This Thankstgiving, we should pause to give thanks to the folks who brought us all these things: the activists of the disability rights movement.
Inventions like audio books and optical character recognition (OCR) software, TV captioning and even email -- things we now take for granted and that make life easier -- can often be traced to people whose way of navigating the world showed them the potential of ideas that may have slipped by the rest of us.
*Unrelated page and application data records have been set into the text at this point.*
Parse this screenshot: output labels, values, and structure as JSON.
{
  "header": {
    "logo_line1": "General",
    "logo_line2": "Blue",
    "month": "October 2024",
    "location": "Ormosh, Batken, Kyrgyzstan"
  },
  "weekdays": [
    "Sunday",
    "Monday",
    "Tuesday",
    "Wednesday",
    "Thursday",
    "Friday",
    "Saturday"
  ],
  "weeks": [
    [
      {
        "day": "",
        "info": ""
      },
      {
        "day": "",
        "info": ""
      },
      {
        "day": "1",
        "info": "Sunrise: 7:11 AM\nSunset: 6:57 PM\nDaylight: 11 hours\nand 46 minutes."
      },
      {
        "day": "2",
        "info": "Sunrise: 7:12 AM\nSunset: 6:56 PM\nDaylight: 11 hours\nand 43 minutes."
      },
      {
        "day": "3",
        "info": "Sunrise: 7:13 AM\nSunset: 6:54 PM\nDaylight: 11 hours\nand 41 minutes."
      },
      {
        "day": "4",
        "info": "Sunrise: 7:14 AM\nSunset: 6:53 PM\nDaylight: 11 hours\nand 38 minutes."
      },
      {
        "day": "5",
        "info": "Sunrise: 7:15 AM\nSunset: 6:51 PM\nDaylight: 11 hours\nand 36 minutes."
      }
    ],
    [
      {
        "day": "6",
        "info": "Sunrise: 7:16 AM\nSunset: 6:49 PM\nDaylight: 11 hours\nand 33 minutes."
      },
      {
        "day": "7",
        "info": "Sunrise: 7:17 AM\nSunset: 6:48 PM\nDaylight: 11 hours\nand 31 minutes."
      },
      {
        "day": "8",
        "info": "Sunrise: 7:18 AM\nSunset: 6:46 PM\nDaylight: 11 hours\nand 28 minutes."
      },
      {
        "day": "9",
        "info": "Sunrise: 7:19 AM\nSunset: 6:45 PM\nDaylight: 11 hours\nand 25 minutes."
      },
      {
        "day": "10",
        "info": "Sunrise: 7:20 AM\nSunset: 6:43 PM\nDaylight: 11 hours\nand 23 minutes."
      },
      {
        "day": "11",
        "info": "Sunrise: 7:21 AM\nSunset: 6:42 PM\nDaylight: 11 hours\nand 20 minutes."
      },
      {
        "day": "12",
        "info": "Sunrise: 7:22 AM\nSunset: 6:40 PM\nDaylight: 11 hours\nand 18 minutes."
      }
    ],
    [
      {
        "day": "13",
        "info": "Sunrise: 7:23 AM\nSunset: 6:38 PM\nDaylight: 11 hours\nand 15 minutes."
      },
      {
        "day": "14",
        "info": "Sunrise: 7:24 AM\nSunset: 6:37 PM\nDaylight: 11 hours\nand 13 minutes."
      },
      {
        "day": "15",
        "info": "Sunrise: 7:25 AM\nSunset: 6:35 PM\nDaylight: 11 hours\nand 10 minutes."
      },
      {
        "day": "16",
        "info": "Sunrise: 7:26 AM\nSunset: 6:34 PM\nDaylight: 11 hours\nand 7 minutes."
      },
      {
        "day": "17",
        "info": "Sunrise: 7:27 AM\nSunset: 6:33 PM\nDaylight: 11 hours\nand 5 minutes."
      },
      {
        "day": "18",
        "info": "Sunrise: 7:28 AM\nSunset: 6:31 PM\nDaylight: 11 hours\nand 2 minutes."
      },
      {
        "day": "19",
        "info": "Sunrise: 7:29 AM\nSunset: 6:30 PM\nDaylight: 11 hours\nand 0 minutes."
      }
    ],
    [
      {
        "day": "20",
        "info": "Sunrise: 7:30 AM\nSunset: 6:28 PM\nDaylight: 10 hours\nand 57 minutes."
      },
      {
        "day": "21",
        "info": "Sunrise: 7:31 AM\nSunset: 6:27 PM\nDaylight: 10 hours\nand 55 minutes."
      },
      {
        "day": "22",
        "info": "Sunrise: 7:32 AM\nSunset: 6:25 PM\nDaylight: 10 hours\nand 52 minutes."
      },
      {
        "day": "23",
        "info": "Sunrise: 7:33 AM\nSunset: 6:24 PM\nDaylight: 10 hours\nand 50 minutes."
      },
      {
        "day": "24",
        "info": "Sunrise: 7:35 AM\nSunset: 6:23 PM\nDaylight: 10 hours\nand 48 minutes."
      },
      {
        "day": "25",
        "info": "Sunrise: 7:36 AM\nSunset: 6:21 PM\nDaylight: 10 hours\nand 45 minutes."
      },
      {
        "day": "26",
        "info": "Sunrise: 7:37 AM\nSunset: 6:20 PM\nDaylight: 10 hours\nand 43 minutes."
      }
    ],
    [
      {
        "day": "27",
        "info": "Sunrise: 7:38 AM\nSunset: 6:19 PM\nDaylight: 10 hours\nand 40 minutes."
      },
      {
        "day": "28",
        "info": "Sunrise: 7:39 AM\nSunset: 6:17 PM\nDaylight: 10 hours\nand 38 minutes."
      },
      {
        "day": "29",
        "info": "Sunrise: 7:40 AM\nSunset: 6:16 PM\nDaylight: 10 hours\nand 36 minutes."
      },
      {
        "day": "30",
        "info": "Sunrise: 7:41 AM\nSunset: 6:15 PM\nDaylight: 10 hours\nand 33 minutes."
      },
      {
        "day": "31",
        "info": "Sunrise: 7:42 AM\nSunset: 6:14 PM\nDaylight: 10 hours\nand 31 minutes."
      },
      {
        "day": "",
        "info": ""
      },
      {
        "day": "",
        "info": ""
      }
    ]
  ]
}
The idea for captions came from deaf advocates, who pressured Congress to require them for most TV programs, and to require TVs to come equipped with caption decoders. Today, captions benefit patrons of noisy bars, immigrants learning English (who keep the sound on for a ready-made teaching tool) and youngsters learning to read. Audio books originated in the Talking Books program popularized by blind activists decades ago. Roomy toilet stalls, required for wheelchair access, are a result of disability advocates' work to change building codes and state laws. We're all grateful for an elevator from the subway up to the street. Curb cuts make life easier not just for the wheelchair users for whom they were intended, but for travelers pulling rollbags, for bike riders, skateboarders, UPS workers, Segway users and parents pushing baby strollers.
A surprising amount of today's technology has its roots in products originally conceived to help disabled people. Much like Willie Sutton, who robbed banks because that was where the money was, inventors invent things for disabled people because they're the ones who need the inventions. But the inventions end up helping all of us. Alexander Graham Bell had designed the telephone in an effort to help deaf people communicate. For that purpose, it was a decided flop. For the rest of us? Why, it changed our lives.
For those of us whose bodies lie within the midrange of physical and sensory capabilities, the status-quo environment works fine. After all, it evolved to suit the average person. But the place where invention occurs, the place where innovation occurs, the exciting place, is at the margins. This is why so many visionaries, from Dean Kamen with his Segway, which he envisioned only after designing his iBot wheelchair, to Ray Kurzweil with his original $30,000 Kurzweil Reading Machine talking computer for the blind which morphed into today's OCR software, have had their vision honed by work with disabled people.
Kamen and Kurzweil trace their inventions' starts to ideas suggested by disabled people. Others, like Vinton Cerf, the Internet guru credited with the development of "packet" technology who came up with a use for the application which we know today as email, may see a potential use where others do not; they see it because they're attuned to the needs of someone whose body doesn't function within that midrange. Cerf, hearing impaired for many years, and his wife, profoundly deaf from childhood, saw the potential for email because it was, for them, an easier way to "call" each other.
People who are not inventors or engineers at all have changed things too. Disability civil rights activists have seen the design of a more accessible society -- or built environment -- as a matter of simple justice.
Atlanta's Eleanor Smith, also a longtime wheelchair user, was driving around Atlanta one day in her van, just happening to pass through a newly built subdivision, when she had her new idea: "All these homes -- all of them -- could have been visitable!" "Visitable" was the term Smith settled on to describe her idea: just three simple features that would cost builders of new single-family homes virtually nothing -- a no-step entrance, wider doors and halls, and one big main-floor bathroom -- would ensure that a person in a wheelchair could at least visit: get in, visit with the family, and use the bathroom. Visitability would also mean that homeowners would find it easier to roll bulky and heavy items -- furniture, computers -- in and out of their homes. It would simply make homes easier to live in.
Today "visitable" communities are springing up nationwide -- 3,000 new visitable homes in Bolingbrook, Illinois, alone in the last year or so.
One of the first companies to specifically adopt universal design principles for product design was Oxo, whose Good Grips line of kitchen and garden utensils has become immensely popular. "When all users' needs are taken into consideration in the initial design process, the result is a product that can be used by the broadest spectrum of users," says the company: "a salad spinner that can be used with one hand; liquid measuring cups that can be read from above without bending over; a toilet brush that bends to reach out-of-the-way places; a backlit oven thermometer that can be read easily through the window of an oven door; kettles with whistle lids that open automatically when tipped to pour; and tools with pressure-absorbing, non-slip handles that make them more efficient."
What universal design visionaries share is the realization that something seen as beneficial to ordinary, everyday people will win out every time over something labeled "special for the handicapped."
Something to give thanks for.